Bring the Troops Home, Drastically Downsize the Defense Budget
This amounts to the dismantling of the "American Empire" and of ending U.S. military adventurism and interventionism. These ideas seem to be prevalent among a large proportion of the Occupy crowd, although nowhere near everyone involved would think these ideas even worth mentioning.
First, while there have always been Americans who have believed (as George Washington did) that the less the United States has to do with other countries the better, there have also always been (and still are) many millions of Americans who believe that exactly the opposite is true. Anytime a people anywhere are oppressed, there are Americans (including many on the "progressive" Left) who believe the U.S. ought to intervene, even militarily, on "humanitarian" grounds even when the regimes involved pose no threat whatsoever to the security of the United States. In support of this assertion I offer the unilateral military interventions decreed by Democratic President Barack Obama in the affairs of Libya and Uganda. There are also Americans (perhaps more on the political Right) who believe (rightly, in my view) that a war economy produces more jobs (and profits!) than does a peacetime economy. Then there are those on the political far-Right who genuinely believe in what has been labeled "American exceptionalism," that the United States somehow has a "duty," possibly divinely-ordained, to act as the world's policeman.
Second, the drastic downsizing of the defense budget would inevitably lead to the loss of tens of thousands, if not millions, of American jobs, as pointed out above. Huge defense contractors such as Boeing, Lockheed, and a plethora of others would find themselves with no further rationale (in a business sense) for employing those American workers who make the Pentagon's "toys." If the U.S. economy were healthy, if unemployment in the United States was low, such cuts in themselves would undoubtedly raise the unemployment level substantially, and might indeed cause the whole economy to slow to a crawl. And today, of course, the U.S. economy is already circling the proverbial bowl, and unemployment is already at unacceptably high levels. Again, no politician in his or her right mind is going to support this, since their political enemies would inevitably (and gleefully) point the finger at those responsible and accuse them of throwing millions of Americans out of work, to say the very least.
Third, like it or not, the United States has now become a global empire, at least on a de facto basis, and any historian worth his or her salt knows very well that, in historical terms, once an empire comes into being, it has no alternative but to continue to expand, that the instant an empire ceases to expand, it begins to die, and that what may take its place when it finally does die is unpredictable and often wholly unforeseeable.
None of the above is to say that I am not personally in favor of dismantling the American Empire and of drastically downsizing our defense establishment, but it is, I think, necessary to at least look at some of the real issues involved, and to understand that the whole issue isn't nearly as simple as it may appear on the surface.
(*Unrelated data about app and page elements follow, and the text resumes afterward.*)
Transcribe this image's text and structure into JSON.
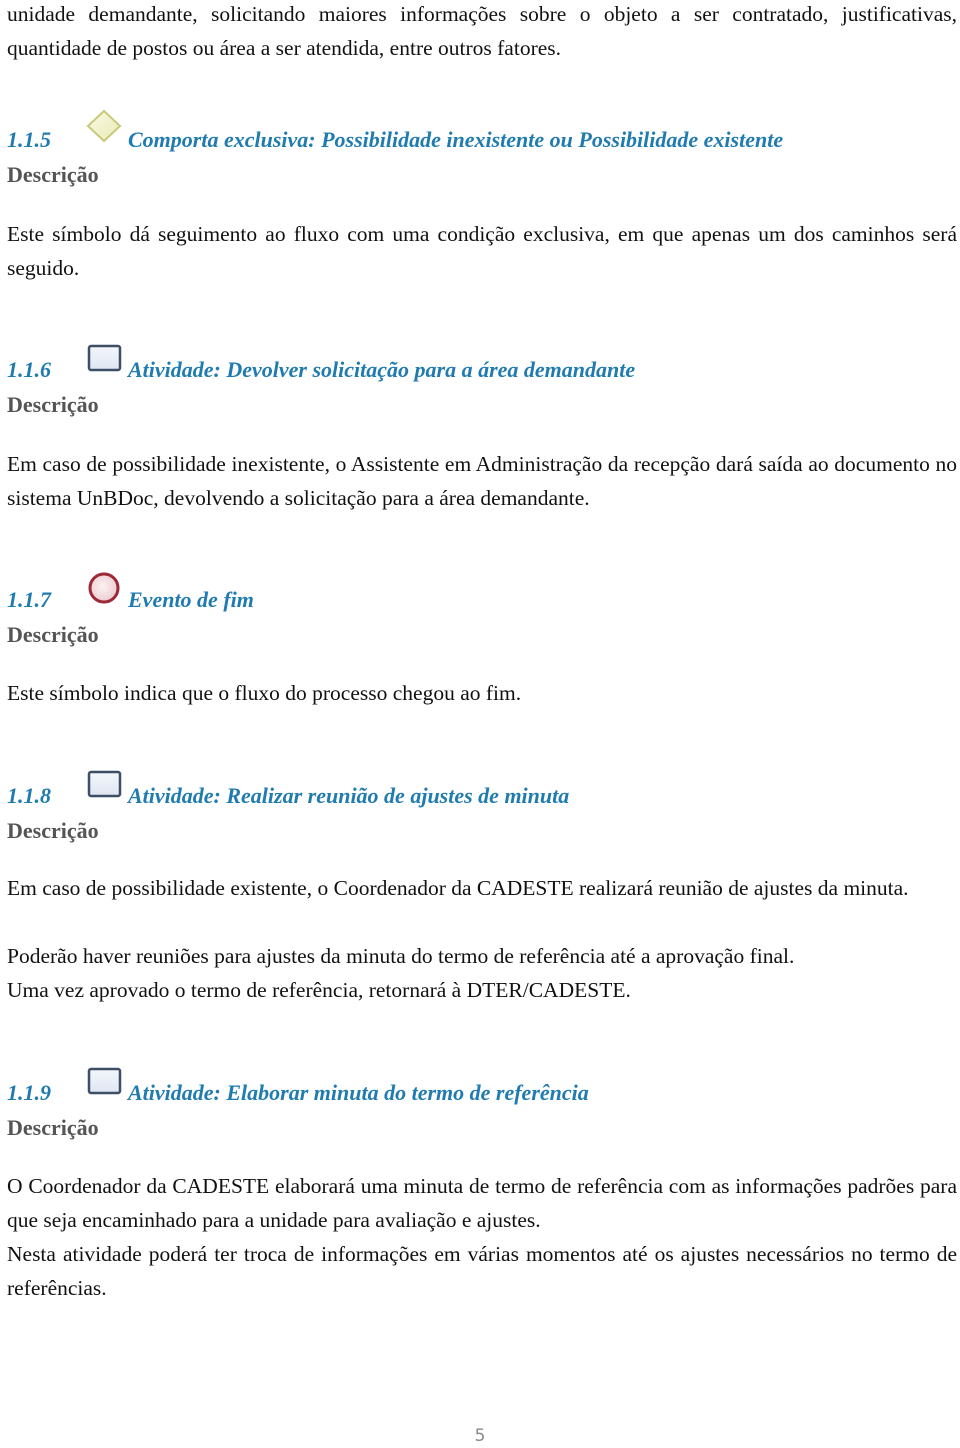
{
  "intro": {
    "lines": [
      "unidade demandante, solicitando maiores informações sobre o objeto a ser contratado,",
      "justificativas, quantidade de postos ou área a ser atendida, entre outros fatores."
    ]
  },
  "sections": [
    {
      "number": "1.1.5",
      "icon": "gateway-diamond-icon",
      "title": "Comporta exclusiva: Possibilidade inexistente ou Possibilidade existente",
      "desc_label": "Descrição",
      "paragraphs": [
        "Este símbolo dá seguimento ao fluxo com uma condição exclusiva, em que apenas um dos caminhos será seguido."
      ]
    },
    {
      "number": "1.1.6",
      "icon": "activity-task-icon",
      "title": "Atividade: Devolver solicitação para a área demandante",
      "desc_label": "Descrição",
      "paragraphs": [
        "Em caso de possibilidade inexistente, o Assistente em Administração da recepção dará saída ao documento no sistema UnBDoc, devolvendo a solicitação para a área demandante."
      ]
    },
    {
      "number": "1.1.7",
      "icon": "end-event-circle-icon",
      "title": "Evento de fim",
      "desc_label": "Descrição",
      "paragraphs": [
        "Este símbolo indica que o fluxo do processo chegou ao fim."
      ]
    },
    {
      "number": "1.1.8",
      "icon": "activity-task-icon",
      "title": "Atividade: Realizar reunião de ajustes de minuta",
      "desc_label": "Descrição",
      "paragraphs": [
        "Em caso de possibilidade existente, o Coordenador da CADESTE realizará reunião de ajustes da minuta.",
        "Poderão haver reuniões para ajustes da minuta do termo de referência até a aprovação final.",
        "Uma vez aprovado o termo de referência, retornará à DTER/CADESTE."
      ]
    },
    {
      "number": "1.1.9",
      "icon": "activity-task-icon",
      "title": "Atividade: Elaborar minuta do termo de referência",
      "desc_label": "Descrição",
      "paragraphs": [
        "O Coordenador da CADESTE elaborará uma minuta de termo de referência com as informações padrões para que seja encaminhado para a unidade para avaliação e ajustes.",
        "Nesta atividade poderá ter troca de informações em várias  momentos até os ajustes necessários no termo de referências."
      ]
    }
  ],
  "page_number": "5",
  "colors": {
    "heading": "#1f7bb0",
    "desc_label": "#555555",
    "body_text": "#111111"
  }
}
There are my two (or three) cents for today. There are a great many other issues I would like to see addressed in a best-case scenario, but I'll leave those for another post.